Far from threatening liberal democracy, Facebook’s pursuit of advertising gold is an affirmation of its basic premises Liberal democratic theory considers political choice as akin to shopping. Political parties compete for votes in the free market of the election and those judged to meet the sovereign demands of the electorate, end up winners.
Voting decisions happen in direct encounters between the voter and the world of information, where every little nugget has its utility. As a rational actor, the voter will sort through a torrential flood of information and find a way towards a voting decision in his or her best interests.
There is, of course, the problem of self-serving information that a contestant in the political realm may present to a gullible voter population, all too prepared to believe any absurdity. The rational actor model rules that out, simply because — to employ a tautology — actors are rational.
Why then this kerfuffle about Facebook? Sovereign consumers signed up for its services after reading the attached terms and conditions. With the licence available from this agreement, Facebook packaged its consumer, as the early 20th-century economist Thorstein Veblen memorably put it, into a “hedonistic” individual, a “lightning calculator of pleasures and pains” and a “homogeneous globule of desire”. Despite being victim of “circumstances external and alien”, he or she could be counted on at all times, to make a rational decision.
The incipient discipline of the sociology of the internet gives it a name: confirmation bias. A decision is rational within any individual’s terms of reference, if it conforms to existing predispositions.
A whistleblower at a shady data mining firm, Cambridge Analytica, recently exposed Facebook’s complicity in a mood-altering experiment that breached customer privacy and possibly caused a perverse electoral outcome in the US in 2016. In 1957, American journalist and social commentator Vance Packard published a classic book titled The Hidden Persuaders, identifying the advertising industry as the unseen accessory of corporate power, working its influence subtly on the mind of the consumer.
One of Packard’s major concerns was about the manner in which, during the 1956 presidential election in the US, democratic choice was manipulated by carefully constructed advertising images. Packard was unimpressed by this manner of advertising, premised upon the “depth approach” which mined into the human psyche to exploit its deepest vulnerabilities. In the years that followed, the power of the media to determine electoral outcomes rapidly increased, often with organised corporate power driving choices through advertising.
In 2014, a data scientist at Facebook was found in collaboration with Cornell University, to have mined the personal information of a massive sample of users to understand the phenomenon of “mood contagion”. The results were published in the pedigreed Proceedings of the National Academy of Sciences with the confident declaration that all applicable norms in use of personal data were honoured.
The object was to study if “emotional states” were transferred via “contagion”. The methodology was explained in detail, including criteria to determine the “valence” of a mood, its positive or negative character.
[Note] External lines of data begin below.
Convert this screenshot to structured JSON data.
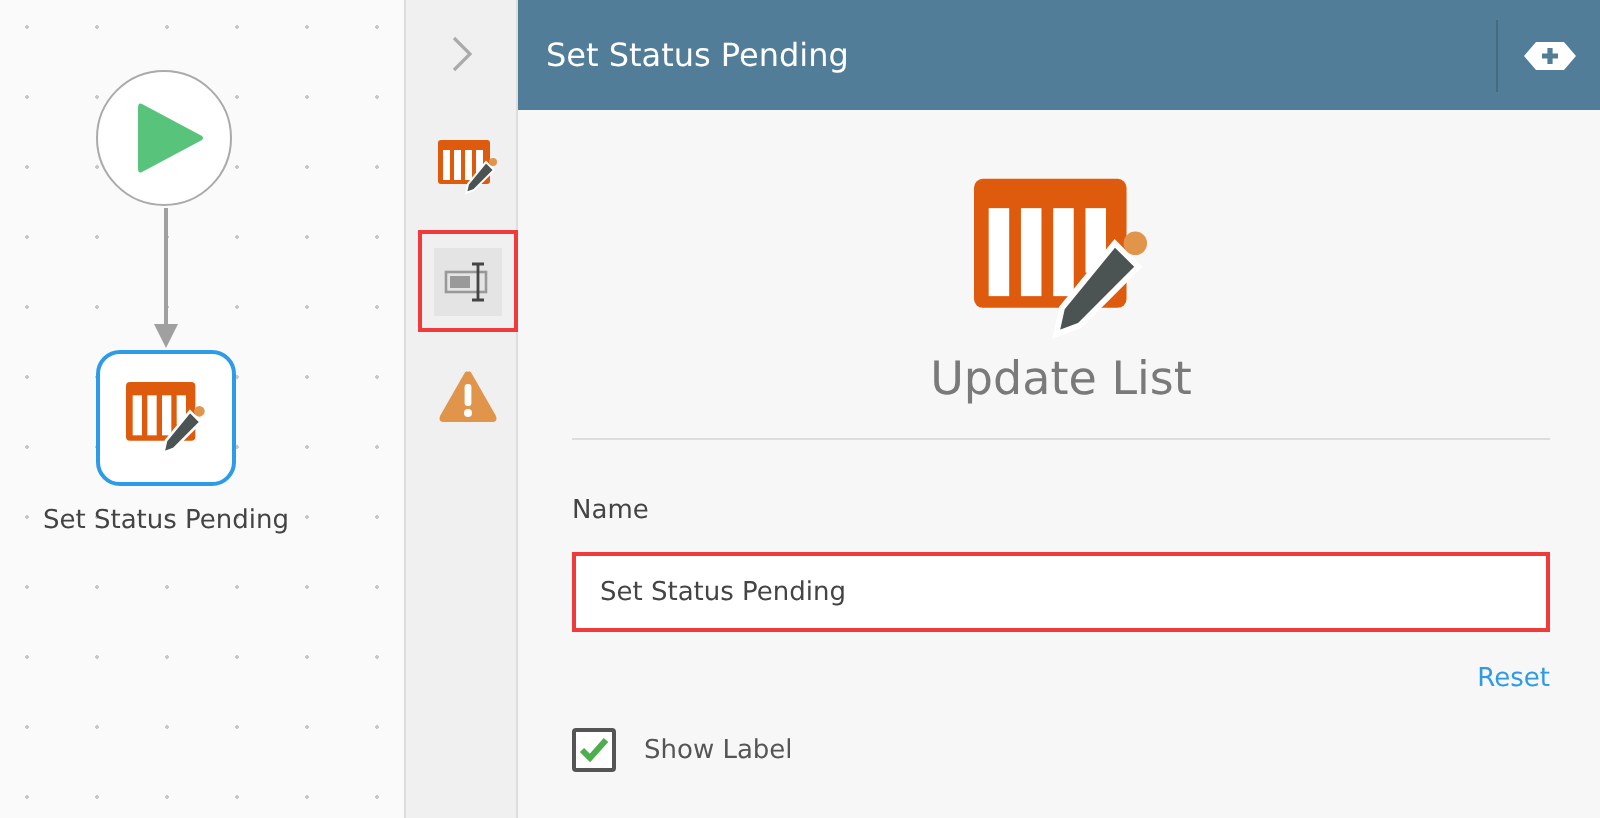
{
  "canvas": {
    "nodes": [
      {
        "kind": "start"
      },
      {
        "kind": "action",
        "selected": true,
        "label": "Set Status Pending"
      }
    ]
  },
  "rail": {
    "items": [
      {
        "kind": "action",
        "selected": false,
        "highlighted": false
      },
      {
        "kind": "properties",
        "selected": true,
        "highlighted": true
      },
      {
        "kind": "warning",
        "selected": false,
        "highlighted": false
      }
    ]
  },
  "panel": {
    "title": "Set Status Pending",
    "action_title": "Update List",
    "name_label": "Name",
    "name_value": "Set Status Pending",
    "name_highlighted": true,
    "reset": "Reset",
    "show_label": {
      "label": "Show Label",
      "checked": true
    }
  }
}
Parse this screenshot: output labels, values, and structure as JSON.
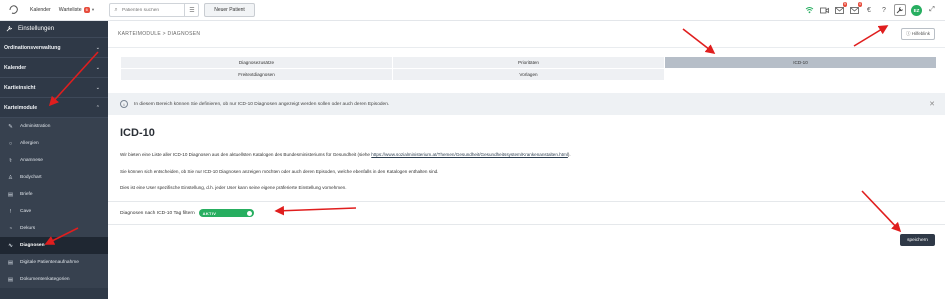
{
  "topbar": {
    "calendar_label": "Kalender",
    "waitlist_label": "Warteliste",
    "waitlist_count": "6",
    "search_placeholder": "Patienten suchen",
    "new_patient_label": "Neuer Patient",
    "mail_badge": "9",
    "mail2_badge": "4",
    "avatar_initials": "EZ"
  },
  "sidebar": {
    "title": "Einstellungen",
    "sections": [
      {
        "label": "Ordinationsverwaltung"
      },
      {
        "label": "Kalender"
      },
      {
        "label": "Kartieinsicht"
      },
      {
        "label": "Karteimodule"
      }
    ],
    "items": [
      {
        "label": "Administration",
        "icon": "pen-icon"
      },
      {
        "label": "Allergien",
        "icon": "circle-icon"
      },
      {
        "label": "Anamnese",
        "icon": "stethoscope-icon"
      },
      {
        "label": "Bodychart",
        "icon": "person-icon"
      },
      {
        "label": "Briefe",
        "icon": "document-icon"
      },
      {
        "label": "Cave",
        "icon": "exclamation-icon"
      },
      {
        "label": "Dekurs",
        "icon": "circle-icon"
      },
      {
        "label": "Diagnosen",
        "icon": "heartbeat-icon"
      },
      {
        "label": "Digitale Patientenaufnahme",
        "icon": "document-icon"
      },
      {
        "label": "Dokumentenkategorien",
        "icon": "document-icon"
      }
    ]
  },
  "main": {
    "breadcrumb": "KARTEIMODULE > DIAGNOSEN",
    "help_label": "Hilfeblink",
    "tabs": [
      {
        "label": "Diagnosezusätze"
      },
      {
        "label": "Prioritäten"
      },
      {
        "label": "ICD-10"
      },
      {
        "label": "Freitextdiagnosen"
      },
      {
        "label": "Vorlagen"
      }
    ],
    "info_text": "In diesem Bereich können Sie definieren, ob nur ICD-10 Diagnosen angezeigt werden sollen oder auch deren Episoden.",
    "heading": "ICD-10",
    "para1_pre": "Wir bieten eine Liste aller ICD-10 Diagnosen aus den aktuellsten Katalogen des Bundesministeriums für Gesundheit (siehe ",
    "para1_link": "https://www.sozialministerium.at/Themen/Gesundheit/Gesundheitssystem/Krankenanstalten.html",
    "para1_post": ").",
    "para2": "Sie können sich entscheiden, ob Sie nur ICD-10 Diagnosen anzeigen möchten oder auch deren Episoden, welche ebenfalls in den Katalogen enthalten sind.",
    "para3": "Dies ist eine User spezifische Einstellung, d.h. jeder User kann seine eigene präferierte Einstellung vornehmen.",
    "filter_label": "Diagnosen nach ICD-10 Tag filtern",
    "toggle_label": "AKTIV",
    "save_label": "speichern"
  },
  "colors": {
    "sidebar_bg": "#2f3947",
    "accent_green": "#27ae60",
    "annotation_red": "#e01e1e"
  }
}
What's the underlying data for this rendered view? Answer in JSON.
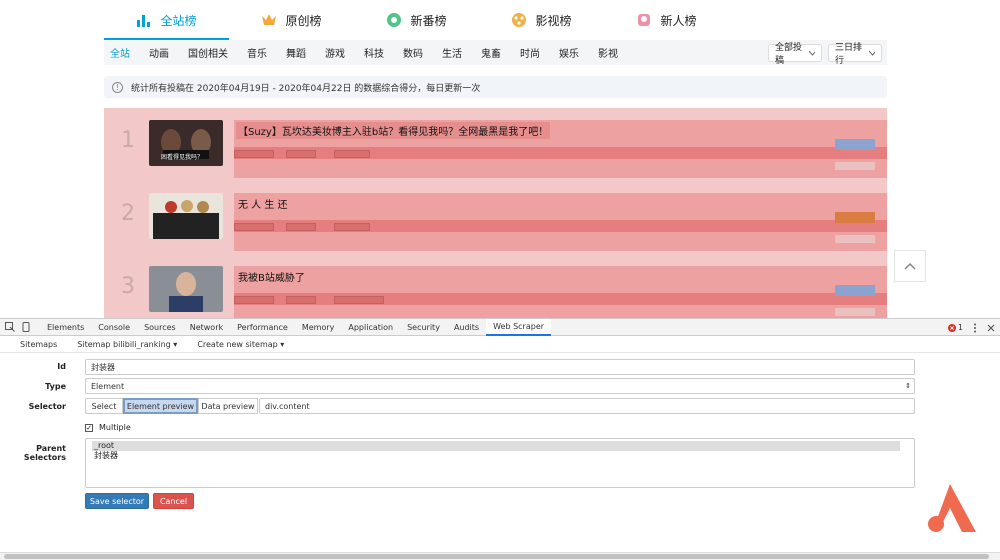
{
  "top_tabs": [
    {
      "label": "全站榜",
      "icon": "bar-chart-icon",
      "active": true
    },
    {
      "label": "原创榜",
      "icon": "crown-icon",
      "active": false
    },
    {
      "label": "新番榜",
      "icon": "bangumi-icon",
      "active": false
    },
    {
      "label": "影视榜",
      "icon": "film-reel-icon",
      "active": false
    },
    {
      "label": "新人榜",
      "icon": "newcomer-icon",
      "active": false
    }
  ],
  "categories": [
    "全站",
    "动画",
    "国创相关",
    "音乐",
    "舞蹈",
    "游戏",
    "科技",
    "数码",
    "生活",
    "鬼畜",
    "时尚",
    "娱乐",
    "影视"
  ],
  "filters": {
    "type": "全部投稿",
    "period": "三日排行"
  },
  "notice": "统计所有投稿在 2020年04月19日 - 2020年04月22日 的数据综合得分，每日更新一次",
  "ranking": [
    {
      "rank": "1",
      "title": "【Suzy】瓦坎达美妆博主入驻b站？看得见我吗？全网最黑是我了吧！",
      "thumb_caption": "困看得见我吗？"
    },
    {
      "rank": "2",
      "title": "无 人 生 还",
      "thumb_caption": ""
    },
    {
      "rank": "3",
      "title": "我被B站威胁了",
      "thumb_caption": ""
    }
  ],
  "devtools": {
    "tabs": [
      "Elements",
      "Console",
      "Sources",
      "Network",
      "Performance",
      "Memory",
      "Application",
      "Security",
      "Audits",
      "Web Scraper"
    ],
    "active_tab": "Web Scraper",
    "error_count": "1",
    "subnav": [
      "Sitemaps",
      "Sitemap bilibili_ranking ▾",
      "Create new sitemap ▾"
    ]
  },
  "form": {
    "id_label": "Id",
    "id_value": "封装器",
    "type_label": "Type",
    "type_value": "Element",
    "selector_label": "Selector",
    "select_btn": "Select",
    "element_preview_btn": "Element preview",
    "data_preview_btn": "Data preview",
    "selector_value": "div.content",
    "multiple_label": "Multiple",
    "multiple_checked": true,
    "parent_label": "Parent Selectors",
    "parents": [
      "_root",
      "封装器"
    ],
    "save_label": "Save selector",
    "cancel_label": "Cancel"
  },
  "colors": {
    "accent": "#00a1d6",
    "highlight": "#f3c8c8",
    "save": "#337ab7",
    "cancel": "#d9534f",
    "logo": "#f06a4f"
  }
}
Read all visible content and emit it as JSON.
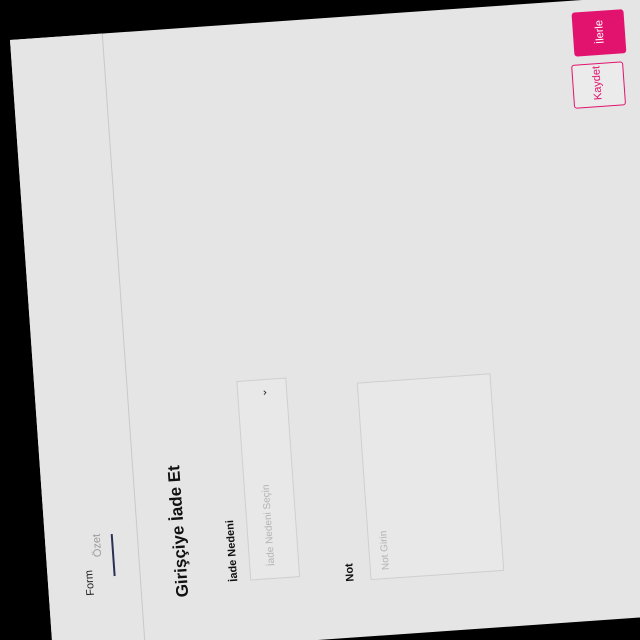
{
  "tabs": [
    {
      "label": "Form",
      "active": true
    },
    {
      "label": "Özet",
      "active": false
    }
  ],
  "form": {
    "title": "Girişçiye İade Et",
    "reason": {
      "label": "İade Nedeni",
      "placeholder": "İade Nedeni Seçin"
    },
    "note": {
      "label": "Not",
      "placeholder": "Not Girin"
    }
  },
  "actions": {
    "primary_label": "İlerle",
    "secondary_label": "Kaydet"
  },
  "colors": {
    "accent": "#e2136e",
    "tab_indicator": "#2c2f56",
    "panel_bg": "#e5e5e5"
  },
  "icons": {
    "select_chevron": "chevron-down-icon"
  }
}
But the ethics of the process did not merit the same elaboration: merely the claim that “it was consistent with Facebook’s data use policy, to which all users agree prior to creating an account”. That act of registration on Facebook, the social media corporation said, constituted “informed consent”.
The results, gratifyingly for the researchers, showed that “emotional contagion” was real and existent: “For people who had positive content reduced in their News Feed, a larger percentage of words in status updates were negative and a smaller percentage were positive”. This finding was confirmed by an “opposite pattern” prevailing when “negativity was introduced”.
It is commonplace observation that an unyielding barrage of negative news tends to depress, while a steady diet of positive “feel-good” information could elevate. The more enduring contribution from Facebook’s research with Cornell may well have been unintended, though one that dawned late.
It was only after a month of slumber that editors in the academy journal woke up to the ethical implications. In an “expression of concern and correction”, the journal pointed out that applicable guidelines in experiments involving human subjects required “informed consent” and an “opt out” clause. These were “best practices in most instances” and though adherence to this “common rule” was the policy of the academy, Facebook as a private enterprise, “was under no obligation to conform”.
Meanwhile, mainstream media commentary painted a troubling picture of a social networking platform that “in exchange for an admittedly magical level of connectivity”, was taking over entire lives “as content”. Privacy settings were available for everybody who signed up, as also a degree of choice in the information Facebook would be authorised to make available to advertisers.
Business enterprises were interested in tapping into the database of buying intent that Facebook was assembling. The Facebook business model was built on selling that intent to any among a number of entities, and the corporate interest was typically hidden in the small print.
Given the spurious symmetry introduced between voting choices and shopping, there is no reason why Facebook’s pursuit of advertising gold should be viewed differently in the two realms. The fiasco does not represent a clear and present danger to liberal democracy. Far from it, the debacle brings to light some of the logical fallacies and absurdities in its basic premises.